Web page and app entries:
▽

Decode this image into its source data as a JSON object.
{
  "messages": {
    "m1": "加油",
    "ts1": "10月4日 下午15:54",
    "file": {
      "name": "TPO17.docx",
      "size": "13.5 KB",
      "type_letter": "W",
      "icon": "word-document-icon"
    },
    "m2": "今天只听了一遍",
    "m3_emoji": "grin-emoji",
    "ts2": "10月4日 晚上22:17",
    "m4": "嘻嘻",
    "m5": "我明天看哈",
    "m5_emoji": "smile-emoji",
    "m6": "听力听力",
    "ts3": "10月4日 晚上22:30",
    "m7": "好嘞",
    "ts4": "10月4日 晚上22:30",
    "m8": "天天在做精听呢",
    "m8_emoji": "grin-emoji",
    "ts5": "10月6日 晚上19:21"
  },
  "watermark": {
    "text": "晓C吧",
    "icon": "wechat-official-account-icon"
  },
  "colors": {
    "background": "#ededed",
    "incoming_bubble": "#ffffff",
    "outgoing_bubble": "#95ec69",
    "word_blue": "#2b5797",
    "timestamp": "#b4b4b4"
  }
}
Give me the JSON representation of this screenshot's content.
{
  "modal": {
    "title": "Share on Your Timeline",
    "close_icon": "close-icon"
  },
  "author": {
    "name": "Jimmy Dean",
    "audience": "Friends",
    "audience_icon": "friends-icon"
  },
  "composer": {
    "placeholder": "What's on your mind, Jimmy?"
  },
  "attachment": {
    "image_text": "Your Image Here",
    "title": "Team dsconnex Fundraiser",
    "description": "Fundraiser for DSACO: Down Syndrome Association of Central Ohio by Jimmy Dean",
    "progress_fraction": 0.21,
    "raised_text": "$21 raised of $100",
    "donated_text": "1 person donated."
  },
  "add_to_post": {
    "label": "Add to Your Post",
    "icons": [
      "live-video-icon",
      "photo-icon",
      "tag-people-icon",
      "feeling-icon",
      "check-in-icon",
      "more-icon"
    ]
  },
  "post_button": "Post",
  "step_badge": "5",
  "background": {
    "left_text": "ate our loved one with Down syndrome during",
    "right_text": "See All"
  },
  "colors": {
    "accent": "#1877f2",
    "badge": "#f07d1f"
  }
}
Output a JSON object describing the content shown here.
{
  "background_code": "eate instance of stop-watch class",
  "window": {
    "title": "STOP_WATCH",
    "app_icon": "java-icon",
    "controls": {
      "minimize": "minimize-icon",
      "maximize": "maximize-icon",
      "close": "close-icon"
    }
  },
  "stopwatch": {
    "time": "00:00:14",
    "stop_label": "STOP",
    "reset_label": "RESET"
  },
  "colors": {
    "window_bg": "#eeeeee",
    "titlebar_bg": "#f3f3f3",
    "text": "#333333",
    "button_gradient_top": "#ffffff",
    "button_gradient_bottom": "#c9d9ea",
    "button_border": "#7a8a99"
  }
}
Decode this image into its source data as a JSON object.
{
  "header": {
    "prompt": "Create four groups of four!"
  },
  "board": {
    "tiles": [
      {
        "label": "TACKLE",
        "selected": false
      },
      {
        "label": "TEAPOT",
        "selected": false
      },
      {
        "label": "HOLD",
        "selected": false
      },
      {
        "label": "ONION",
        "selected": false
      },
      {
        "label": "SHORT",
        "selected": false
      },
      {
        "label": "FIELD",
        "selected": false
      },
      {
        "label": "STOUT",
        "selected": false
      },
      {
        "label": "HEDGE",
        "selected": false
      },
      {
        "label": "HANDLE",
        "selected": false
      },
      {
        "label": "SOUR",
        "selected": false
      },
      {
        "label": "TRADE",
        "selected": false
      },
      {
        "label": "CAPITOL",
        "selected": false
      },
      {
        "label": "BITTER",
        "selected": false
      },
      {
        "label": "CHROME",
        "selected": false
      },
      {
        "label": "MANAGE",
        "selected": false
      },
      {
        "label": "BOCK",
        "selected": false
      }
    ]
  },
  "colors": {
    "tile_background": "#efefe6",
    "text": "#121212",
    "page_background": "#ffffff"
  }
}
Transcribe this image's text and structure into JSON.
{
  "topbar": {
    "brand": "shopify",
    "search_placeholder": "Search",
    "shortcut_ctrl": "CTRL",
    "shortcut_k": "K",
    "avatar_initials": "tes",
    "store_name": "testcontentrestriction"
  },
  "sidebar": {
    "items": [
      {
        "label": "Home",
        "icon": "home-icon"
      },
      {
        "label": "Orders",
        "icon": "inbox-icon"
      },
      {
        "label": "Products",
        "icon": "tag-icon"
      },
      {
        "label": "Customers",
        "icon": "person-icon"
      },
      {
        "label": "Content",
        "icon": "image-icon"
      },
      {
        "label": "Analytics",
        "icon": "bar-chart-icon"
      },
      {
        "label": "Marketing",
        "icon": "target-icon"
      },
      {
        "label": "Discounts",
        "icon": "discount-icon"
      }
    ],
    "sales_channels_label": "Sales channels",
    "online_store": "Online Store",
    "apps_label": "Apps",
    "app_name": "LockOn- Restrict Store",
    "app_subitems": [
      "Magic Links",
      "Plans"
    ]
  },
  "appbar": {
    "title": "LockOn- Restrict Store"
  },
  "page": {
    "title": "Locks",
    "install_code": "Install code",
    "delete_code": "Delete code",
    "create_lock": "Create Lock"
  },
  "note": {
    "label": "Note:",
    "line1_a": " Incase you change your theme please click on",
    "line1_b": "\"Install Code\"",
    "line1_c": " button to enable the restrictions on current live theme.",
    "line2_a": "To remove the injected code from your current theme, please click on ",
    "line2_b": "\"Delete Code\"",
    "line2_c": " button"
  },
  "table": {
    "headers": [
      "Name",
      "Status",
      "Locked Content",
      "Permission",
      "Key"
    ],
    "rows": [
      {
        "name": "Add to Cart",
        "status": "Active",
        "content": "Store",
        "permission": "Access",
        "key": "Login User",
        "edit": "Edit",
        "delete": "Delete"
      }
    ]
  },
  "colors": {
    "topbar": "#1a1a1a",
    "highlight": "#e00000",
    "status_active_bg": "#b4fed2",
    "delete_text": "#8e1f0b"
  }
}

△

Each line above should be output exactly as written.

Decode this image into its source data as a JSON object.
{
  "messages": {
    "m1": "加油",
    "ts1": "10月4日 下午15:54",
    "file": {
      "name": "TPO17.docx",
      "size": "13.5 KB",
      "type_letter": "W",
      "icon": "word-document-icon"
    },
    "m2": "今天只听了一遍",
    "m3_emoji": "grin-emoji",
    "ts2": "10月4日 晚上22:17",
    "m4": "嘻嘻",
    "m5": "我明天看哈",
    "m5_emoji": "smile-emoji",
    "m6": "听力听力",
    "ts3": "10月4日 晚上22:30",
    "m7": "好嘞",
    "ts4": "10月4日 晚上22:30",
    "m8": "天天在做精听呢",
    "m8_emoji": "grin-emoji",
    "ts5": "10月6日 晚上19:21"
  },
  "watermark": {
    "text": "晓C吧",
    "icon": "wechat-official-account-icon"
  },
  "colors": {
    "background": "#ededed",
    "incoming_bubble": "#ffffff",
    "outgoing_bubble": "#95ec69",
    "word_blue": "#2b5797",
    "timestamp": "#b4b4b4"
  }
}
Give me the JSON representation of this screenshot's content.
{
  "modal": {
    "title": "Share on Your Timeline",
    "close_icon": "close-icon"
  },
  "author": {
    "name": "Jimmy Dean",
    "audience": "Friends",
    "audience_icon": "friends-icon"
  },
  "composer": {
    "placeholder": "What's on your mind, Jimmy?"
  },
  "attachment": {
    "image_text": "Your Image Here",
    "title": "Team dsconnex Fundraiser",
    "description": "Fundraiser for DSACO: Down Syndrome Association of Central Ohio by Jimmy Dean",
    "progress_fraction": 0.21,
    "raised_text": "$21 raised of $100",
    "donated_text": "1 person donated."
  },
  "add_to_post": {
    "label": "Add to Your Post",
    "icons": [
      "live-video-icon",
      "photo-icon",
      "tag-people-icon",
      "feeling-icon",
      "check-in-icon",
      "more-icon"
    ]
  },
  "post_button": "Post",
  "step_badge": "5",
  "background": {
    "left_text": "ate our loved one with Down syndrome during",
    "right_text": "See All"
  },
  "colors": {
    "accent": "#1877f2",
    "badge": "#f07d1f"
  }
}
Output a JSON object describing the content shown here.
{
  "background_code": "eate instance of stop-watch class",
  "window": {
    "title": "STOP_WATCH",
    "app_icon": "java-icon",
    "controls": {
      "minimize": "minimize-icon",
      "maximize": "maximize-icon",
      "close": "close-icon"
    }
  },
  "stopwatch": {
    "time": "00:00:14",
    "stop_label": "STOP",
    "reset_label": "RESET"
  },
  "colors": {
    "window_bg": "#eeeeee",
    "titlebar_bg": "#f3f3f3",
    "text": "#333333",
    "button_gradient_top": "#ffffff",
    "button_gradient_bottom": "#c9d9ea",
    "button_border": "#7a8a99"
  }
}
Decode this image into its source data as a JSON object.
{
  "header": {
    "prompt": "Create four groups of four!"
  },
  "board": {
    "tiles": [
      {
        "label": "TACKLE",
        "selected": false
      },
      {
        "label": "TEAPOT",
        "selected": false
      },
      {
        "label": "HOLD",
        "selected": false
      },
      {
        "label": "ONION",
        "selected": false
      },
      {
        "label": "SHORT",
        "selected": false
      },
      {
        "label": "FIELD",
        "selected": false
      },
      {
        "label": "STOUT",
        "selected": false
      },
      {
        "label": "HEDGE",
        "selected": false
      },
      {
        "label": "HANDLE",
        "selected": false
      },
      {
        "label": "SOUR",
        "selected": false
      },
      {
        "label": "TRADE",
        "selected": false
      },
      {
        "label": "CAPITOL",
        "selected": false
      },
      {
        "label": "BITTER",
        "selected": false
      },
      {
        "label": "CHROME",
        "selected": false
      },
      {
        "label": "MANAGE",
        "selected": false
      },
      {
        "label": "BOCK",
        "selected": false
      }
    ]
  },
  "colors": {
    "tile_background": "#efefe6",
    "text": "#121212",
    "page_background": "#ffffff"
  }
}
Transcribe this image's text and structure into JSON.
{
  "topbar": {
    "brand": "shopify",
    "search_placeholder": "Search",
    "shortcut_ctrl": "CTRL",
    "shortcut_k": "K",
    "avatar_initials": "tes",
    "store_name": "testcontentrestriction"
  },
  "sidebar": {
    "items": [
      {
        "label": "Home",
        "icon": "home-icon"
      },
      {
        "label": "Orders",
        "icon": "inbox-icon"
      },
      {
        "label": "Products",
        "icon": "tag-icon"
      },
      {
        "label": "Customers",
        "icon": "person-icon"
      },
      {
        "label": "Content",
        "icon": "image-icon"
      },
      {
        "label": "Analytics",
        "icon": "bar-chart-icon"
      },
      {
        "label": "Marketing",
        "icon": "target-icon"
      },
      {
        "label": "Discounts",
        "icon": "discount-icon"
      }
    ],
    "sales_channels_label": "Sales channels",
    "online_store": "Online Store",
    "apps_label": "Apps",
    "app_name": "LockOn- Restrict Store",
    "app_subitems": [
      "Magic Links",
      "Plans"
    ]
  },
  "appbar": {
    "title": "LockOn- Restrict Store"
  },
  "page": {
    "title": "Locks",
    "install_code": "Install code",
    "delete_code": "Delete code",
    "create_lock": "Create Lock"
  },
  "note": {
    "label": "Note:",
    "line1_a": " Incase you change your theme please click on",
    "line1_b": "\"Install Code\"",
    "line1_c": " button to enable the restrictions on current live theme.",
    "line2_a": "To remove the injected code from your current theme, please click on ",
    "line2_b": "\"Delete Code\"",
    "line2_c": " button"
  },
  "table": {
    "headers": [
      "Name",
      "Status",
      "Locked Content",
      "Permission",
      "Key"
    ],
    "rows": [
      {
        "name": "Add to Cart",
        "status": "Active",
        "content": "Store",
        "permission": "Access",
        "key": "Login User",
        "edit": "Edit",
        "delete": "Delete"
      }
    ]
  },
  "colors": {
    "topbar": "#1a1a1a",
    "highlight": "#e00000",
    "status_active_bg": "#b4fed2",
    "delete_text": "#8e1f0b"
  }
}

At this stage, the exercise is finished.